French early 20th century Louis XV Rocaille style ormolu-mounted veneer inlaid Grand Display Stand after the model by François Linke
Ref#ST-1712-B | Description
A splendid French early 20th century Louis XV Rocaille style ormolu-mounted veneer inlaid grand Royal Vitrine Stand after the model by François Linke, Paris;
Surmounted with a moulded marble top above a concave section ornamented with a fascinating acanthus C scrollworks and blossoming acanthus leaves medallion, all above tapering sides with three convex molded glazed panels framed with sensational ormolu foliate fillet; each corner is exceptionally adorned with impressive richly chased foliate chutes mounts with scrolling C acanthus leaves, shells and crossing bands in a striking satin and burnished finish elongated with fine leafy trims to the legs and connected with suspending festooned foliate shell mounts, with one door houses two glass shelves having velvet tufted upholstered back and ormolu foliate keyhole escutcheon;
The magnificent piece stands on tapering splayed legs and terminating in wrap around scrolled acanthus sabots. The curved bottom contour with foliate ormolu filet and mounted with richly chiseled foliate and waterfalls ormolu mounts.
H:153 x W:54 x D:46cm
Louis XV Style | Rocaille Style | François Linke

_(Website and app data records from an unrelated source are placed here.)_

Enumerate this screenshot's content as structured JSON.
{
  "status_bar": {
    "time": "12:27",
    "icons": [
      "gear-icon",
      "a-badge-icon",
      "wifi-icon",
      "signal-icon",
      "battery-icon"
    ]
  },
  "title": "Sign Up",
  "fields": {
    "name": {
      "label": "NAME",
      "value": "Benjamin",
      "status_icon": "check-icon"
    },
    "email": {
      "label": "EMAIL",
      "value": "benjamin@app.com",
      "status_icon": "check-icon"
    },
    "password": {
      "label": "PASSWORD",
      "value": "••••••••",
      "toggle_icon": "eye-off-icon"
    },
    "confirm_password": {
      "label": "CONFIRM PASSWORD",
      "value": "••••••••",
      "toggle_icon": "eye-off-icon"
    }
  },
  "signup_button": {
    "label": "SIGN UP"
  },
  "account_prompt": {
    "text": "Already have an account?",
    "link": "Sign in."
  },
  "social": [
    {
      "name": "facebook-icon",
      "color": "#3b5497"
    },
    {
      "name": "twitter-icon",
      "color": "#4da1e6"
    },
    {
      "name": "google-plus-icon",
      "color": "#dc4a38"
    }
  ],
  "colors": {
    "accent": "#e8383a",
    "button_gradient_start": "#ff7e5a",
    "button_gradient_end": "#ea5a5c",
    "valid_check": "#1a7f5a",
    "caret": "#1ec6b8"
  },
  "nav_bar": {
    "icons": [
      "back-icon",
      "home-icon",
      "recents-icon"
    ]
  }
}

Francois Linke (1855-1946) was arguably the leading Parisian cabinetmaker of the Belle Epoque the glittering age of fashionable French society, whose influence was felt throughout the world.
Determined to outshine the competition at the Exhibition, Linke had set about creating the most ambitious pieces he could envisage, and more extravagant than had ever been displayed before. The items he exhibited marked a transition from the historicist interpretation of Louis XV and Louis XVI styles, an interpretation that was the mainstay of his nearest rivals, to something startlingly new and vital in its immediacy. Together with Leon Message he developed a new style for the 1900 Exhibition that paid homage to the Louis XV rococo in the fluidity of its approach, but an approach fused with the lively flowing lines of the contemporary and progressive 'art nouveau'.
This risky endeavour was a resounding success, and with his reputation established, La Maison Linke became the pre-eminent furniture house until outset of the Second World War. The technical brilliance of his work and the artistic change that it represented was never to be repeated. His showrooms expanded into prestigious premises in Paris, in the Place Vendome as well as the Faubourg St. Antoine where his workshop had been established. He embarked on many important commissions in the years up to the outbreak of the First World War, making and designing furniture for leading international industrialists and bankers.
After the 1914-1918 World War, Linke undertook the extraordinary commission to furnish the Ras al-Tin Palace in Alexandria for King Fuad of Egypt, possibly the largest single furniture commission ever conceived, eclipsing even Versailles. Linke flourished and remained active until the middle years of the 1930s and died in 1946.